EXTRACTED ENTRIES —
-- Opening Marker --

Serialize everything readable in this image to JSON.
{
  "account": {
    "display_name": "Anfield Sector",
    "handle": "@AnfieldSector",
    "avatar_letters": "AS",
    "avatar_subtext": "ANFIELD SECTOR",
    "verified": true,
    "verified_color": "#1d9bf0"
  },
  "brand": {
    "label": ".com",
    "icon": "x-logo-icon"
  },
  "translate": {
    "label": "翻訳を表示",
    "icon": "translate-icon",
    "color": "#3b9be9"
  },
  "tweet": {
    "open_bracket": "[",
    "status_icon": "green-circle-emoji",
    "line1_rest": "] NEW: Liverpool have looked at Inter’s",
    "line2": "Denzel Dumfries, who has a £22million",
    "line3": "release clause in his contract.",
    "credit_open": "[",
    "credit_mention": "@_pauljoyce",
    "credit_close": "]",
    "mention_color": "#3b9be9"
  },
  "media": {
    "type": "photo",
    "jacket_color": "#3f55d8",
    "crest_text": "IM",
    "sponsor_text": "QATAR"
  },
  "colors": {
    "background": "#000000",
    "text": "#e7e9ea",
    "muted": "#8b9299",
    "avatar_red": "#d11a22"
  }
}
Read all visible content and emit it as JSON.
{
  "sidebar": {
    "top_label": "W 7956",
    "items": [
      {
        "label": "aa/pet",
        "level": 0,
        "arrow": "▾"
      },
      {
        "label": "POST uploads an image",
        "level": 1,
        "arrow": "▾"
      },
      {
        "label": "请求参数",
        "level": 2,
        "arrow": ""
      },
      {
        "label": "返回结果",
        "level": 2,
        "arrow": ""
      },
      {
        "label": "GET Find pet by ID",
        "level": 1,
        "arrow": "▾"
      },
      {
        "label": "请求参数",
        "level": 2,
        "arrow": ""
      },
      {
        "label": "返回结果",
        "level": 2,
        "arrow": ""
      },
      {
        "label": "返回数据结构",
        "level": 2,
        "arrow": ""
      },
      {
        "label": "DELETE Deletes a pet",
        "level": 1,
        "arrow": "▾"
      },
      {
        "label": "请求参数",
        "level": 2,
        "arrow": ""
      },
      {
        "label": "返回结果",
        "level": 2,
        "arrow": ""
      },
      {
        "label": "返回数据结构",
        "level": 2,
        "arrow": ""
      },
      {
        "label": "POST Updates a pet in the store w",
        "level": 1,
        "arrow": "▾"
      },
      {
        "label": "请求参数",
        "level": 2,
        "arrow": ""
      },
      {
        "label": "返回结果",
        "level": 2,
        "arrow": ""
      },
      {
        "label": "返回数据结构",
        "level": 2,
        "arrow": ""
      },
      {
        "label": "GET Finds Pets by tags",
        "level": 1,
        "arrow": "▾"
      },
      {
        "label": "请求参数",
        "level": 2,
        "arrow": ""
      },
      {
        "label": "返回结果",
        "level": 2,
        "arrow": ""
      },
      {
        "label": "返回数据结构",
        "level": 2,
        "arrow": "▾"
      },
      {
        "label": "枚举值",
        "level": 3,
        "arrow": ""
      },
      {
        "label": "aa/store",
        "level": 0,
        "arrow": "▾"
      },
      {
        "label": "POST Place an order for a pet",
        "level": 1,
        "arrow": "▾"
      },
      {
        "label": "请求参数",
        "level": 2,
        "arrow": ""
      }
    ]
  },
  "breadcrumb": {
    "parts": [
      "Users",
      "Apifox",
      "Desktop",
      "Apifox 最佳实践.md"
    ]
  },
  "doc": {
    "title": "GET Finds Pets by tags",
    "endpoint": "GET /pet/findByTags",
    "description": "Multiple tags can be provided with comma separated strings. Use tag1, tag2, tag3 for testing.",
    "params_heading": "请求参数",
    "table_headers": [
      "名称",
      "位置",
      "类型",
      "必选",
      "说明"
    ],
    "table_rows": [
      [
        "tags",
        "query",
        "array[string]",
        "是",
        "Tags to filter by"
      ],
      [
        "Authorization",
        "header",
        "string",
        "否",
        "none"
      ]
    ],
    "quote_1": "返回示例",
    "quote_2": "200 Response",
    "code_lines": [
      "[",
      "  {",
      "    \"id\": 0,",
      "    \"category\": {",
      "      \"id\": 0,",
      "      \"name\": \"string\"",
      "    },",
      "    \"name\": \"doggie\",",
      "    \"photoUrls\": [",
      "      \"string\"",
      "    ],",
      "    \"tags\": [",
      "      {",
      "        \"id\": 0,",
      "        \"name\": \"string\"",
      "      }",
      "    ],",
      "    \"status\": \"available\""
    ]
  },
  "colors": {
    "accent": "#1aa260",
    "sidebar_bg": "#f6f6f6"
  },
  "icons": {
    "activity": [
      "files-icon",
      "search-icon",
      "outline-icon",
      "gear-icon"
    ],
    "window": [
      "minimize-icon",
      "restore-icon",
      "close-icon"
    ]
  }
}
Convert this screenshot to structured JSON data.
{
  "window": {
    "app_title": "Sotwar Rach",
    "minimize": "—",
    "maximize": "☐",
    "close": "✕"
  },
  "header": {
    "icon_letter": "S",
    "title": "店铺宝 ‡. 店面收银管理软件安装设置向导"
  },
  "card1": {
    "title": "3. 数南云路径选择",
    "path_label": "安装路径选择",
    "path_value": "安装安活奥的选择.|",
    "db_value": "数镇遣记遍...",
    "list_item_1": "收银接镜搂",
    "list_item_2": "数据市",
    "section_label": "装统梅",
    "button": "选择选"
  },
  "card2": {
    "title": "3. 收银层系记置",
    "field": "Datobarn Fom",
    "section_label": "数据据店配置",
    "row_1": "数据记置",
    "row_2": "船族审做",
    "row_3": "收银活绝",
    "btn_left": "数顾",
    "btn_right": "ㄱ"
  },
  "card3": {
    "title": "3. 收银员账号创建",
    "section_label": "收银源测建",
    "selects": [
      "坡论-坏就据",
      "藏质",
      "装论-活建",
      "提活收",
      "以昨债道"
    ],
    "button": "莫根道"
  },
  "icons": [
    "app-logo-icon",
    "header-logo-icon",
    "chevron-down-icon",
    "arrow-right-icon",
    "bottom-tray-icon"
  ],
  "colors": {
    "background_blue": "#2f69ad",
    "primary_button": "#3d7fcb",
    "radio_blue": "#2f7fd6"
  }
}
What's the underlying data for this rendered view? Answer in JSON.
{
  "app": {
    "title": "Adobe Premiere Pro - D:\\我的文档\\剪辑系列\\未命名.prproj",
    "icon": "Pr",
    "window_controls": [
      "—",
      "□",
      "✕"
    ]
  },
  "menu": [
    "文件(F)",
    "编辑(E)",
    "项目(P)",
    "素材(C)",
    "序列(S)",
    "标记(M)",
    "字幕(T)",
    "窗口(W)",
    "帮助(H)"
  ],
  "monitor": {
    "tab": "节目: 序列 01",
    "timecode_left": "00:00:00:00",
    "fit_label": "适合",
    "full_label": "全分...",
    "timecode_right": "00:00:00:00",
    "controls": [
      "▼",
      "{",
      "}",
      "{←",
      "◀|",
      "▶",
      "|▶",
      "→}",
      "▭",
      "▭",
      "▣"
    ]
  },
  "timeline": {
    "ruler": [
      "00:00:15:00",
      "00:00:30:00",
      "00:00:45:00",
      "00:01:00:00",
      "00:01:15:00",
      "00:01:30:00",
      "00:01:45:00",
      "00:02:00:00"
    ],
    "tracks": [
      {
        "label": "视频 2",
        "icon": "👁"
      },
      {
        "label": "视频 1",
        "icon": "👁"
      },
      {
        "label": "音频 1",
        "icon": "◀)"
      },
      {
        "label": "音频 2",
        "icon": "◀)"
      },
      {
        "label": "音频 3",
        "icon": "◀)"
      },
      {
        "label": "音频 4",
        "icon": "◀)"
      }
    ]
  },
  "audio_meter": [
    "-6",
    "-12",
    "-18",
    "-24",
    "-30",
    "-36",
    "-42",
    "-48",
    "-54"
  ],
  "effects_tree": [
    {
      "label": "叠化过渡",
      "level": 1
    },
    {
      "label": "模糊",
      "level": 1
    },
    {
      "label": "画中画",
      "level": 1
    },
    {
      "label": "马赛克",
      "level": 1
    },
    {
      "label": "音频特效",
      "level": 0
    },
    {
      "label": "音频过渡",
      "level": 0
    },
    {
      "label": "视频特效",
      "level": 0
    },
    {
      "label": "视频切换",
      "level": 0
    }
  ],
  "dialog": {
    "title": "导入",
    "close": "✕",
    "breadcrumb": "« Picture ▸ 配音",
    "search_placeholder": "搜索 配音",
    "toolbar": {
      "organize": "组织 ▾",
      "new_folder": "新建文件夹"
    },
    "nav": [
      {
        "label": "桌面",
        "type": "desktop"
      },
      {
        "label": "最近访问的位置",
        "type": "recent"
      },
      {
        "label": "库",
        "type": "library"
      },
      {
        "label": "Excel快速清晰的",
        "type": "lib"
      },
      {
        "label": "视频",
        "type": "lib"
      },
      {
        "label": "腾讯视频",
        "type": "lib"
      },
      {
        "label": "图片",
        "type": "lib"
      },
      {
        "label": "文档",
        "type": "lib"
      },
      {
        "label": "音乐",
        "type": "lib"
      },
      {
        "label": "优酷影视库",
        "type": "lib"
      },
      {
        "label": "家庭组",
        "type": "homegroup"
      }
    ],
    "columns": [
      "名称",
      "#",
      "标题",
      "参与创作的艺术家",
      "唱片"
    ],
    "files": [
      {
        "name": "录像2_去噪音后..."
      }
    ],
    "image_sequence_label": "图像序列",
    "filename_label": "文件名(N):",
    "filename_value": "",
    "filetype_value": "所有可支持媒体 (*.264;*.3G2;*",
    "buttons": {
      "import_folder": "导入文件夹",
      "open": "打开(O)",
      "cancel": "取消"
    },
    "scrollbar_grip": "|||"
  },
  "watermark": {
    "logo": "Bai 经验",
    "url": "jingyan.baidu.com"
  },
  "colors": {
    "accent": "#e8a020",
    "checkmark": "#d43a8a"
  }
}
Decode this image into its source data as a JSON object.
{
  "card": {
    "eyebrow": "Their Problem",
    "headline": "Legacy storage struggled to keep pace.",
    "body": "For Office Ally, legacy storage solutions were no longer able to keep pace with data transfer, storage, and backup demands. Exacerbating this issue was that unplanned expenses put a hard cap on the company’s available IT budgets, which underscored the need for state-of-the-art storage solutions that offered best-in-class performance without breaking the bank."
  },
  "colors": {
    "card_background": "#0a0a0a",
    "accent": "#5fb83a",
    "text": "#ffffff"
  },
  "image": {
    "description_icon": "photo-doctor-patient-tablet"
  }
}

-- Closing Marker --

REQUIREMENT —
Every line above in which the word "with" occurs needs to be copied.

ANSWER TO THIS TASK —
    "description": "Multiple tags can be provided with comma separated strings. Use tag1, tag2, tag3 for testing.",
    "body": "For Office Ally, legacy storage solutions were no longer able to keep pace with data transfer, storage, and backup demands. Exacerbating this issue was that unplanned expenses put a hard cap on the company’s available IT budgets, which underscored the need for state-of-the-art storage solutions that offered best-in-class performance without breaking the bank."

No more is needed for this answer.